Write down the listing again exactly as it appears below, without its pictures.

• [DATA UNDER STUDY]:
● ● ● ●

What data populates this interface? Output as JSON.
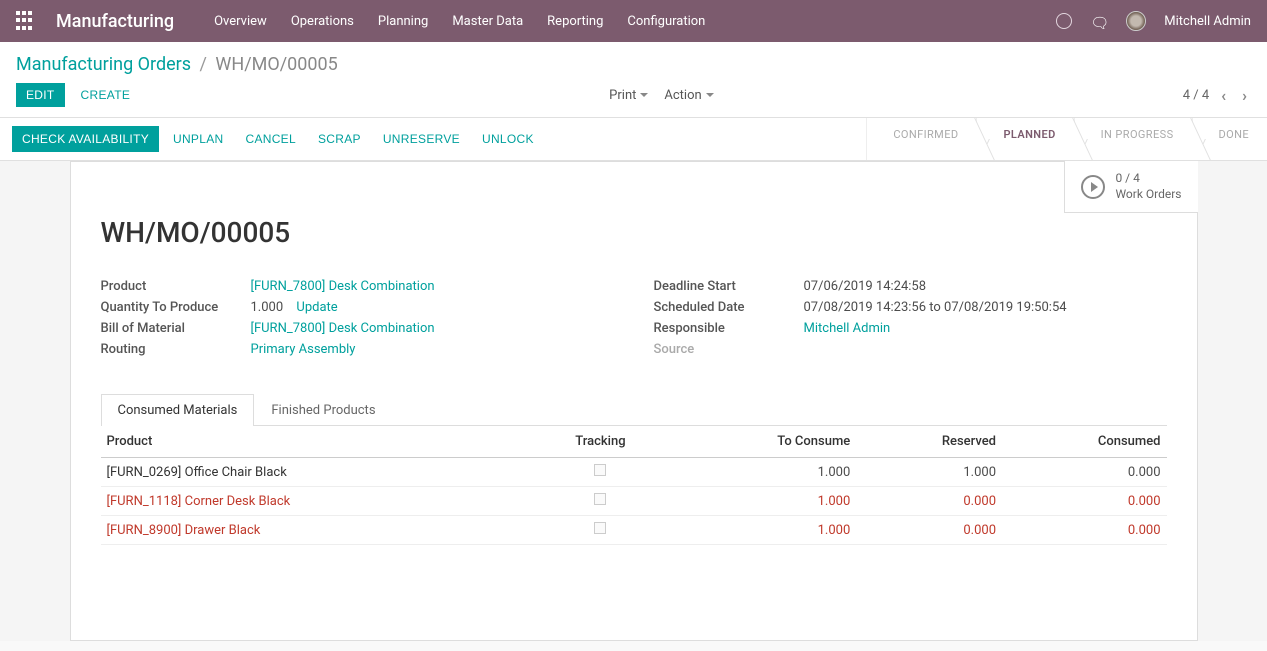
{
  "topnav": {
    "brand": "Manufacturing",
    "menu": [
      "Overview",
      "Operations",
      "Planning",
      "Master Data",
      "Reporting",
      "Configuration"
    ],
    "user": "Mitchell Admin"
  },
  "breadcrumb": {
    "root": "Manufacturing Orders",
    "leaf": "WH/MO/00005"
  },
  "buttons": {
    "edit": "EDIT",
    "create": "CREATE"
  },
  "dropdowns": {
    "print": "Print",
    "action": "Action"
  },
  "pager": {
    "text": "4 / 4"
  },
  "actions": {
    "check": "CHECK AVAILABILITY",
    "list": [
      "UNPLAN",
      "CANCEL",
      "SCRAP",
      "UNRESERVE",
      "UNLOCK"
    ]
  },
  "status": {
    "steps": [
      {
        "label": "CONFIRMED",
        "active": false
      },
      {
        "label": "PLANNED",
        "active": true
      },
      {
        "label": "IN PROGRESS",
        "active": false
      },
      {
        "label": "DONE",
        "active": false
      }
    ]
  },
  "stat": {
    "count": "0 / 4",
    "label": "Work Orders"
  },
  "record": {
    "title": "WH/MO/00005",
    "left": {
      "product_label": "Product",
      "product_value": "[FURN_7800] Desk Combination",
      "qty_label": "Quantity To Produce",
      "qty_value": "1.000",
      "update": "Update",
      "bom_label": "Bill of Material",
      "bom_value": "[FURN_7800] Desk Combination",
      "routing_label": "Routing",
      "routing_value": "Primary Assembly"
    },
    "right": {
      "deadline_label": "Deadline Start",
      "deadline_value": "07/06/2019 14:24:58",
      "sched_label": "Scheduled Date",
      "sched_value": "07/08/2019 14:23:56 to 07/08/2019 19:50:54",
      "resp_label": "Responsible",
      "resp_value": "Mitchell Admin",
      "source_label": "Source"
    }
  },
  "tabs": {
    "consumed": "Consumed Materials",
    "finished": "Finished Products"
  },
  "table": {
    "headers": {
      "product": "Product",
      "tracking": "Tracking",
      "to_consume": "To Consume",
      "reserved": "Reserved",
      "consumed": "Consumed"
    },
    "rows": [
      {
        "product": "[FURN_0269] Office Chair Black",
        "to_consume": "1.000",
        "reserved": "1.000",
        "consumed": "0.000",
        "warn": false
      },
      {
        "product": "[FURN_1118] Corner Desk Black",
        "to_consume": "1.000",
        "reserved": "0.000",
        "consumed": "0.000",
        "warn": true
      },
      {
        "product": "[FURN_8900] Drawer Black",
        "to_consume": "1.000",
        "reserved": "0.000",
        "consumed": "0.000",
        "warn": true
      }
    ]
  }
}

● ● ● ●

• [RESULT OF THIS EXERCISE]:
What data populates this interface? Output as JSON.
{
  "topnav": {
    "brand": "Manufacturing",
    "menu": [
      "Overview",
      "Operations",
      "Planning",
      "Master Data",
      "Reporting",
      "Configuration"
    ],
    "user": "Mitchell Admin"
  },
  "breadcrumb": {
    "root": "Manufacturing Orders",
    "leaf": "WH/MO/00005"
  },
  "buttons": {
    "edit": "EDIT",
    "create": "CREATE"
  },
  "dropdowns": {
    "print": "Print",
    "action": "Action"
  },
  "pager": {
    "text": "4 / 4"
  },
  "actions": {
    "check": "CHECK AVAILABILITY",
    "list": [
      "UNPLAN",
      "CANCEL",
      "SCRAP",
      "UNRESERVE",
      "UNLOCK"
    ]
  },
  "status": {
    "steps": [
      {
        "label": "CONFIRMED",
        "active": false
      },
      {
        "label": "PLANNED",
        "active": true
      },
      {
        "label": "IN PROGRESS",
        "active": false
      },
      {
        "label": "DONE",
        "active": false
      }
    ]
  },
  "stat": {
    "count": "0 / 4",
    "label": "Work Orders"
  },
  "record": {
    "title": "WH/MO/00005",
    "left": {
      "product_label": "Product",
      "product_value": "[FURN_7800] Desk Combination",
      "qty_label": "Quantity To Produce",
      "qty_value": "1.000",
      "update": "Update",
      "bom_label": "Bill of Material",
      "bom_value": "[FURN_7800] Desk Combination",
      "routing_label": "Routing",
      "routing_value": "Primary Assembly"
    },
    "right": {
      "deadline_label": "Deadline Start",
      "deadline_value": "07/06/2019 14:24:58",
      "sched_label": "Scheduled Date",
      "sched_value": "07/08/2019 14:23:56 to 07/08/2019 19:50:54",
      "resp_label": "Responsible",
      "resp_value": "Mitchell Admin",
      "source_label": "Source"
    }
  },
  "tabs": {
    "consumed": "Consumed Materials",
    "finished": "Finished Products"
  },
  "table": {
    "headers": {
      "product": "Product",
      "tracking": "Tracking",
      "to_consume": "To Consume",
      "reserved": "Reserved",
      "consumed": "Consumed"
    },
    "rows": [
      {
        "product": "[FURN_0269] Office Chair Black",
        "to_consume": "1.000",
        "reserved": "1.000",
        "consumed": "0.000",
        "warn": false
      },
      {
        "product": "[FURN_1118] Corner Desk Black",
        "to_consume": "1.000",
        "reserved": "0.000",
        "consumed": "0.000",
        "warn": true
      },
      {
        "product": "[FURN_8900] Drawer Black",
        "to_consume": "1.000",
        "reserved": "0.000",
        "consumed": "0.000",
        "warn": true
      }
    ]
  }
}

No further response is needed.